“Once the animal is infected, the worms grow, mature, mate, and start producing eggs that come out in the feces,” says Dr. Zajac. “Owners can see roundworms because they’re quite big. Tapeworms are segmented, and the end segment is passed out of the animal, too. They look like rice grains.” Your veterinarian should conduct a yearly fecal examination on your pet to look for these worms, and you should let him know if you see anything suspicious.

Apart from identifying the actual parasites, your pet may show signs of their presence in other ways, too. “An animal with parasites will often have a big pot belly and scruffy coat,” says Dr. Hammerberg. “Whipworm will cause an inflammation of the large bowel. There might be mild loose stool or blood-streaked stool.”

Even though newborn animals under good care are routinely examined by their veterinarians for intestinal parasites, your new puppy or kitten might have worms that you don’t know about.

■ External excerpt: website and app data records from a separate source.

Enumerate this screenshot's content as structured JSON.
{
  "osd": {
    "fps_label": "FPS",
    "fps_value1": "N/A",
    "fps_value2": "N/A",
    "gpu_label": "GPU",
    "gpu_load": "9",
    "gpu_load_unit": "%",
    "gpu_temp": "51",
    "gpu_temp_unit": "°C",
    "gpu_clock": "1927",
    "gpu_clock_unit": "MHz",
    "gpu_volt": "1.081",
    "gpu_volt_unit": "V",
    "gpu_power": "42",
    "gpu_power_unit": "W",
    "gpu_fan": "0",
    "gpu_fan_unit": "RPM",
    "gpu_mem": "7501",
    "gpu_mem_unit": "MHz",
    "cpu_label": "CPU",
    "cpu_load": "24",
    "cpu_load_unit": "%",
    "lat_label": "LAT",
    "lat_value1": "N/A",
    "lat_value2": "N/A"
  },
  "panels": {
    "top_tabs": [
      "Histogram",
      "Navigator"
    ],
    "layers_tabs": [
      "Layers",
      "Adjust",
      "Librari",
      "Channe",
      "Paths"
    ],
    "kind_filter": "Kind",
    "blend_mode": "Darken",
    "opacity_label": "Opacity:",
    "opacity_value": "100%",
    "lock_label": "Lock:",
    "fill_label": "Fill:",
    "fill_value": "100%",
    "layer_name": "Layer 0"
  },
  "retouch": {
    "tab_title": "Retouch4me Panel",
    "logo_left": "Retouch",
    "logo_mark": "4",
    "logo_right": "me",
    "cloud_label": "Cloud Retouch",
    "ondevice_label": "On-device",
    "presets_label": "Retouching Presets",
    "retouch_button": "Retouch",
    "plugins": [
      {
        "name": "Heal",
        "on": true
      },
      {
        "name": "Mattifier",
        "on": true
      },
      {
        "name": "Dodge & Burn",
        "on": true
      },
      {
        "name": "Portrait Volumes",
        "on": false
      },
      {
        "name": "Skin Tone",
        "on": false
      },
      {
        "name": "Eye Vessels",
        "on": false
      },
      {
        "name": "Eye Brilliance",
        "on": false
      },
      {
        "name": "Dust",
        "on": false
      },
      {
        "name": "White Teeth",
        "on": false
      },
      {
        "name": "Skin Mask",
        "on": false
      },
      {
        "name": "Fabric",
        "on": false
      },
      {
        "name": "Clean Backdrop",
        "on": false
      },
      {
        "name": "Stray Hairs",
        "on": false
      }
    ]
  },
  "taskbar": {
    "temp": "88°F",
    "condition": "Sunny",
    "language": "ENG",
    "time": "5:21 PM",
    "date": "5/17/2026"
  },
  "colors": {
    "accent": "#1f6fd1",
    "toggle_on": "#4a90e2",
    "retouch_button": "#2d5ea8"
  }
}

When your young pet visits the veterinarian, deworming is usually scheduled every 3 weeks until the animal is 12 weeks old to ensure that any intestinal parasites are killed. After that, routine deworming should be a regular part of your pet’s visits to the veterinarian.

If your pet has been given a regular heartworm preventive from your vet­eri­narian, intestinal parasite prevention may already be accounted for. “Many heartworm preventives have a crossover effect,” says Dr. Hammerberg. Ask your veterinarian if the heartworm medication your pet is taking covers parasites, too.

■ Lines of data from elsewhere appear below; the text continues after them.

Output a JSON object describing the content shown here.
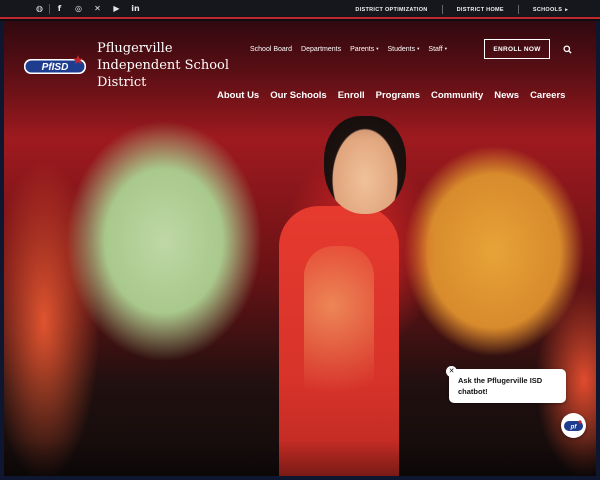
{
  "topbar": {
    "social": [
      {
        "name": "website-icon",
        "glyph": "◍"
      },
      {
        "name": "facebook-icon",
        "glyph": "f"
      },
      {
        "name": "instagram-icon",
        "glyph": "◎"
      },
      {
        "name": "x-icon",
        "glyph": "✕"
      },
      {
        "name": "youtube-icon",
        "glyph": "▶"
      },
      {
        "name": "linkedin-icon",
        "glyph": "in"
      }
    ],
    "links": {
      "optimization": "DISTRICT OPTIMIZATION",
      "home": "DISTRICT HOME",
      "schools": "SCHOOLS",
      "schools_caret": "▸"
    }
  },
  "header": {
    "logo_text": "PfISD",
    "name_line1": "Pflugerville",
    "name_line2": "Independent School",
    "name_line3": "District"
  },
  "nav_secondary": {
    "school_board": "School Board",
    "departments": "Departments",
    "parents": "Parents",
    "students": "Students",
    "staff": "Staff",
    "caret": "▾",
    "enroll": "ENROLL NOW"
  },
  "nav_primary": {
    "about": "About Us",
    "schools": "Our Schools",
    "enroll": "Enroll",
    "programs": "Programs",
    "community": "Community",
    "news": "News",
    "careers": "Careers"
  },
  "chatbot": {
    "line1": "Ask the Pflugerville ISD",
    "line2": "chatbot!",
    "close": "✕"
  },
  "colors": {
    "accent_red": "#c1272d",
    "topbar_bg": "#15171c",
    "brand_blue": "#1f3d8f"
  }
}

Since ingestion of the eggs produced by adult worms is one of the primary ways your pet can become a host to intestinal parasites, keeping the yard, kennel, or run clean is extremely important. “The very best prevention is cleaning up after your pet,” says Dr. Zajac. “Removing feces from the environment as soon as it is deposited is far better than the treatment of existing parasites in the animal.” Keeping your pet’s environment clean, along with a regular deworming program, can help keep your pet pest-free and healthy.

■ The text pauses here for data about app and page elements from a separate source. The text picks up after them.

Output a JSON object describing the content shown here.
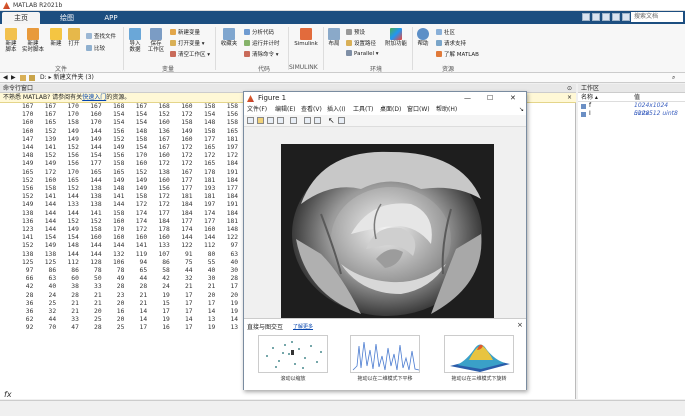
{
  "app": {
    "title": "MATLAB R2021b"
  },
  "tabs": [
    "主页",
    "绘图",
    "APP"
  ],
  "search_placeholder": "搜索文档",
  "ribbon": {
    "file": {
      "new_script": "新建\n脚本",
      "new_live_script": "新建\n实时脚本",
      "new": "新建",
      "open": "打开",
      "find_files": "查找文件",
      "compare": "比较",
      "group": "文件"
    },
    "variable": {
      "import_data": "导入\n数据",
      "save_workspace": "保存\n工作区",
      "new_variable": "新建变量",
      "open_variable": "打开变量 ▾",
      "clear_workspace": "清空工作区 ▾",
      "group": "变量"
    },
    "code": {
      "favorites": "收藏夹",
      "analyze_code": "分析代码",
      "run_and_time": "运行并计时",
      "clear_commands": "清除命令 ▾",
      "group": "代码"
    },
    "simulink": {
      "simulink": "Simulink",
      "group": "SIMULINK"
    },
    "environment": {
      "layout": "布局",
      "preferences": "预设",
      "set_path": "设置路径",
      "parallel": "Parallel ▾",
      "addons": "附加功能",
      "group": "环境"
    },
    "resources": {
      "help": "帮助",
      "community": "社区",
      "request_support": "请求支持",
      "learn_matlab": "了解 MATLAB",
      "group": "资源"
    }
  },
  "address": {
    "path": "D: ▸ 新建文件夹 (3)"
  },
  "command_window": {
    "title": "命令行窗口",
    "notice_prefix": "不熟悉 MATLAB? 请参阅有关",
    "notice_link": "快速入门",
    "notice_suffix": "的资源。",
    "lines": [
      "167   167   170   167   168   167   168   160   158   158",
      "170   167   170   160   154   154   152   172   154   156",
      "160   165   158   170   154   154   160   158   148   158",
      "160   152   149   144   156   148   136   149   158   165",
      "147   139   149   149   152   158   167   160   177   181",
      "144   141   152   144   149   154   167   172   165   197",
      "148   152   156   154   156   170   160   172   172   172",
      "149   149   156   177   158   160   172   172   165   184",
      "165   172   170   165   165   152   138   167   178   191",
      "152   160   165   144   149   149   160   177   181   184",
      "156   158   152   138   148   149   156   177   193   177",
      "152   141   144   138   141   158   172   181   181   184",
      "149   144   133   138   144   172   172   184   197   191",
      "138   144   144   141   158   174   177   184   174   184",
      "136   144   152   152   160   174   184   177   177   181",
      "123   144   149   158   170   172   178   174   160   148",
      "141   154   154   160   160   160   160   144   144   122",
      "152   149   148   144   144   141   133   122   112    97",
      "138   138   144   144   132   119   107    91    80    63",
      "125   125   112   128   106    94    86    75    55    40",
      " 97    86    86    78    78    65    58    44    40    30",
      " 66    63    60    50    49    44    42    32    30    28",
      " 42    40    38    33    28    28    24    21    21    17",
      " 28    24    28    21    23    21    19    17    20    20",
      " 36    25    21    21    20    21    15    17    17    19",
      " 36    32    21    20    16    14    17    17    14    19",
      " 62    44    33    25    20    14    19    14    13    14",
      " 92    70    47    28    25    17    16    17    19    13    16    14"
    ],
    "prompt": "fx"
  },
  "workspace": {
    "title": "工作区",
    "col_name": "名称 ▴",
    "col_value": "值",
    "rows": [
      {
        "name": "f",
        "value": "1024x1024 uint8"
      },
      {
        "name": "I",
        "value": "512x512 uint8"
      }
    ]
  },
  "figure": {
    "title": "Figure 1",
    "menus": [
      "文件(F)",
      "编辑(E)",
      "查看(V)",
      "插入(I)",
      "工具(T)",
      "桌面(D)",
      "窗口(W)",
      "帮助(H)"
    ],
    "panel_title": "直接与图交互",
    "panel_link": "了解更多",
    "thumbs": [
      "滚动以缩放",
      "拖动以在二维模式下平移",
      "拖动以在三维模式下旋转"
    ]
  }
}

Your climate may affect the potential for parasites, too. “In the southeastern United States, we have environmental conditions that are warm and moist, so when parasites come out of the host in the form of eggs, they survive very well,” Dr. Zajac says. The eggs can last in the environment for years and continue to infect unwitting pets.

“Any time you get a new pet, be sure you take it to the veterinarian to have it tested for parasites and treated appropriately,” says Dr. Zajac. There are several effective drugs available for use in treating parasites, and these, along with routine deworming and keeping your pet’s environment clean, can prevent your pet from becoming sick. Visit your veterinarian, who can examine your pet and provide you with guidelines to help keep your pet parasite-free all year long.

The following signs can alert you that your pet might have a problem with intestinal parasites. If you recognize these signs in your cat or dog, visit your veterinarian as soon as possible so your pet can be treated effectively:

Common signs of hookworm:

  • Itching, rash
  • Poor appetite
  • Weakness
  • Pale gums
  • Weight loss
  • Dark stools or constipation
  • Diarrhea

Common signs of roundworm:

  • Weakness
  • Dull coat
  • Potbellied appearance
  • Vomiting of adult worms
  • Diarrhea
  • Poor appetite
  • Coughing
  • Worms in feces